All lines in the data bearing the string "Setup" should be identified and copied.
Input records section start
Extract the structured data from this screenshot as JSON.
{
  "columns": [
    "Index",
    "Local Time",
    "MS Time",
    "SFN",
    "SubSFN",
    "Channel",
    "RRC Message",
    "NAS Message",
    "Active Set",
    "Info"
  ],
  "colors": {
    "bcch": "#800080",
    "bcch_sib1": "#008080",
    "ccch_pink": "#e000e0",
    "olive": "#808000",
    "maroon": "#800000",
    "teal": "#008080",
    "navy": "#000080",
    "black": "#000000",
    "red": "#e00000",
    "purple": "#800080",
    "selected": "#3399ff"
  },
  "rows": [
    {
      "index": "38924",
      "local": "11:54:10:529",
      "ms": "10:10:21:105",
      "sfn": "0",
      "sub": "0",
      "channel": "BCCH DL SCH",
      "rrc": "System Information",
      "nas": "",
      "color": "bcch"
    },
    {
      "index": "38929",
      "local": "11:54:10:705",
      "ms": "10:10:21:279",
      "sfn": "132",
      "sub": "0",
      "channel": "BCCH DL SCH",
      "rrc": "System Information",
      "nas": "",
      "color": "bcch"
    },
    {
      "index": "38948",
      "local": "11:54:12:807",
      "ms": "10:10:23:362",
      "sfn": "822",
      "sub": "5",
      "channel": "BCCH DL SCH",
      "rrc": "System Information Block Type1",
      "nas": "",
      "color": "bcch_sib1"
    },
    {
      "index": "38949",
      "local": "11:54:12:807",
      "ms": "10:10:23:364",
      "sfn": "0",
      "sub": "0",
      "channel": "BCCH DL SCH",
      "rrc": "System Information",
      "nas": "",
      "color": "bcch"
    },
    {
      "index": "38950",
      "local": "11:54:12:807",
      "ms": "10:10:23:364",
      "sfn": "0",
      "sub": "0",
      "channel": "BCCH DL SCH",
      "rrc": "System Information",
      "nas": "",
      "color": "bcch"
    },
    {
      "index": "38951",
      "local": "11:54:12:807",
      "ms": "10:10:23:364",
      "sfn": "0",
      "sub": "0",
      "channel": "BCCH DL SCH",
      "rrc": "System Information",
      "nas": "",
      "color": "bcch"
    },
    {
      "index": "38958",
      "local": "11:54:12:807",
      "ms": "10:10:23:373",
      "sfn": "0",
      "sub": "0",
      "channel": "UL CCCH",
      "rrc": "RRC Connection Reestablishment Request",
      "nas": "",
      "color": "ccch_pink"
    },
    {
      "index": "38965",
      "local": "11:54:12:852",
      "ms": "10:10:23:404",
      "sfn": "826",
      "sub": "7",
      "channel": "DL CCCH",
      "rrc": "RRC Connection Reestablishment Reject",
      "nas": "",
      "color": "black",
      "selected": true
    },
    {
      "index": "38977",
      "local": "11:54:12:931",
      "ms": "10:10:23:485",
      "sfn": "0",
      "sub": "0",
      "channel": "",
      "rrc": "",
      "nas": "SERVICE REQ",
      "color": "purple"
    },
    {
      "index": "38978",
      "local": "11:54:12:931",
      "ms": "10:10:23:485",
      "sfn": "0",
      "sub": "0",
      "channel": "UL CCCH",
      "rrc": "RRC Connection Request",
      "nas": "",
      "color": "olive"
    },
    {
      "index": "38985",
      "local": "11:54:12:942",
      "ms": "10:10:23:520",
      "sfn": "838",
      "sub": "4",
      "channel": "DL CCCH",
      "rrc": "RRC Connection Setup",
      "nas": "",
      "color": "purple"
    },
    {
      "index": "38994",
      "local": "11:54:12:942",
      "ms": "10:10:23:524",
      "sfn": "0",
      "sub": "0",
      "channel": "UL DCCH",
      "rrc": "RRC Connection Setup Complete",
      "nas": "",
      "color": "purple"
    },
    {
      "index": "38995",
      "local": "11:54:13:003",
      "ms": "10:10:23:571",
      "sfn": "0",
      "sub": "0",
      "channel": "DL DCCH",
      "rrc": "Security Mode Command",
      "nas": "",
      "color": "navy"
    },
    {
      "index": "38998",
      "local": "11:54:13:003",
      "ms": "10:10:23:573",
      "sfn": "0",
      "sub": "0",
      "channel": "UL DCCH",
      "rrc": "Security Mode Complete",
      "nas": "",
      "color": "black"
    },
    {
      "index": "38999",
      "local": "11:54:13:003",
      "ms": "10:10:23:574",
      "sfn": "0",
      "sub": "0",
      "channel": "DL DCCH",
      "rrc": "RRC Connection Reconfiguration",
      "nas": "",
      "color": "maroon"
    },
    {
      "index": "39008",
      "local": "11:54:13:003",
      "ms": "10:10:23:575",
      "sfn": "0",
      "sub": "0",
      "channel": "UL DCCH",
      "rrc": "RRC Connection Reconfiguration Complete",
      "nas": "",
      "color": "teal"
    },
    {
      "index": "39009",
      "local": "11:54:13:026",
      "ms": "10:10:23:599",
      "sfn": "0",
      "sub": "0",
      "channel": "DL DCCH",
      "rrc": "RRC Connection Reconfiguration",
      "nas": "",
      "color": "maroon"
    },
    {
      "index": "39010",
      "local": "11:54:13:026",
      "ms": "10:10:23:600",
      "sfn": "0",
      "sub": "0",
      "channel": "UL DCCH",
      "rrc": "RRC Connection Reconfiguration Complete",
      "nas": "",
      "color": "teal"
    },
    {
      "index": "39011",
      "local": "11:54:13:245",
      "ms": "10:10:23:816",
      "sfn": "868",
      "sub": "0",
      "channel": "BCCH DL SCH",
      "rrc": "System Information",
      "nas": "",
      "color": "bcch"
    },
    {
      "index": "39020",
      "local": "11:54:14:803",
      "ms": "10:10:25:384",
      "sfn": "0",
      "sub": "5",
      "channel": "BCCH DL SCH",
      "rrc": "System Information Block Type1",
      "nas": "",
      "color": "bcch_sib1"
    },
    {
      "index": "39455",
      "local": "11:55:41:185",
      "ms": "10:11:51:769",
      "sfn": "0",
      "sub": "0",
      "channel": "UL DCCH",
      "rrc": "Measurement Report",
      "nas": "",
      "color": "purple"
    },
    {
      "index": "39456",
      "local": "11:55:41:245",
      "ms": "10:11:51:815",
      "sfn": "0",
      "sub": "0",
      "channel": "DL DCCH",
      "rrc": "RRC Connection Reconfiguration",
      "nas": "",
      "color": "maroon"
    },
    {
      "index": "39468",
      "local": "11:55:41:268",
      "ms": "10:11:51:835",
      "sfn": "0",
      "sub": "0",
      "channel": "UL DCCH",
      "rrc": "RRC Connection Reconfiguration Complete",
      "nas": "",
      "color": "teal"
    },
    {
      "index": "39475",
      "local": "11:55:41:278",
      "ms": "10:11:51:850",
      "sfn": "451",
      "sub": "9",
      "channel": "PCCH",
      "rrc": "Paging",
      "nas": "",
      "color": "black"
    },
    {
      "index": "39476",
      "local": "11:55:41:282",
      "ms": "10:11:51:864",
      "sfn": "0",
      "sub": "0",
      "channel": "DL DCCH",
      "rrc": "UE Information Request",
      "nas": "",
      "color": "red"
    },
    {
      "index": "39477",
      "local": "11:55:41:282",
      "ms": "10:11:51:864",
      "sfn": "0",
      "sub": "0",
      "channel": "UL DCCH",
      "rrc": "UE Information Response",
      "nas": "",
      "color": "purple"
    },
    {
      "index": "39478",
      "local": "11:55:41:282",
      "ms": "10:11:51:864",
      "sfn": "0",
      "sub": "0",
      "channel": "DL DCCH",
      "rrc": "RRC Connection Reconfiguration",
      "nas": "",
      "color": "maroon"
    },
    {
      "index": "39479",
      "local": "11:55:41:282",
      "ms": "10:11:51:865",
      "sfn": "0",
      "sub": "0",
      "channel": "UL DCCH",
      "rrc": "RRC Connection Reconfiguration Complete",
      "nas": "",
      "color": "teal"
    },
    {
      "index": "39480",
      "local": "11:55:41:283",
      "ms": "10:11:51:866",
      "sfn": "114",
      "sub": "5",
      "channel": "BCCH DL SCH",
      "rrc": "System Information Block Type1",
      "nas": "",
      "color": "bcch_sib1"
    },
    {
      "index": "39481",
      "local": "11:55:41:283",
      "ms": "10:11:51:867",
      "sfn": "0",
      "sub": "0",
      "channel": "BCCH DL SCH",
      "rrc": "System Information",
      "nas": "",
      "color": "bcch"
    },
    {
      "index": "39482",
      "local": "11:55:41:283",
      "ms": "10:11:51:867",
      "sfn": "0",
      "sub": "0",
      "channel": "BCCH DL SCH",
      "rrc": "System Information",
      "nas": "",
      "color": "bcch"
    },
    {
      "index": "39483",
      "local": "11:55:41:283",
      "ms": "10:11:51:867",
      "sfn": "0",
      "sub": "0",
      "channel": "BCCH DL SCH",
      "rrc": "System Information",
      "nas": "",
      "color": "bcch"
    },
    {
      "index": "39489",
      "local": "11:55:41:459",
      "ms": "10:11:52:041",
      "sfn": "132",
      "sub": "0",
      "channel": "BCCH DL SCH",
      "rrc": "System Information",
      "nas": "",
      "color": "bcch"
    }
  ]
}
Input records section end
→ **Task result**
      "rrc": "RRC Connection Setup",
      "rrc": "RRC Connection Setup Complete",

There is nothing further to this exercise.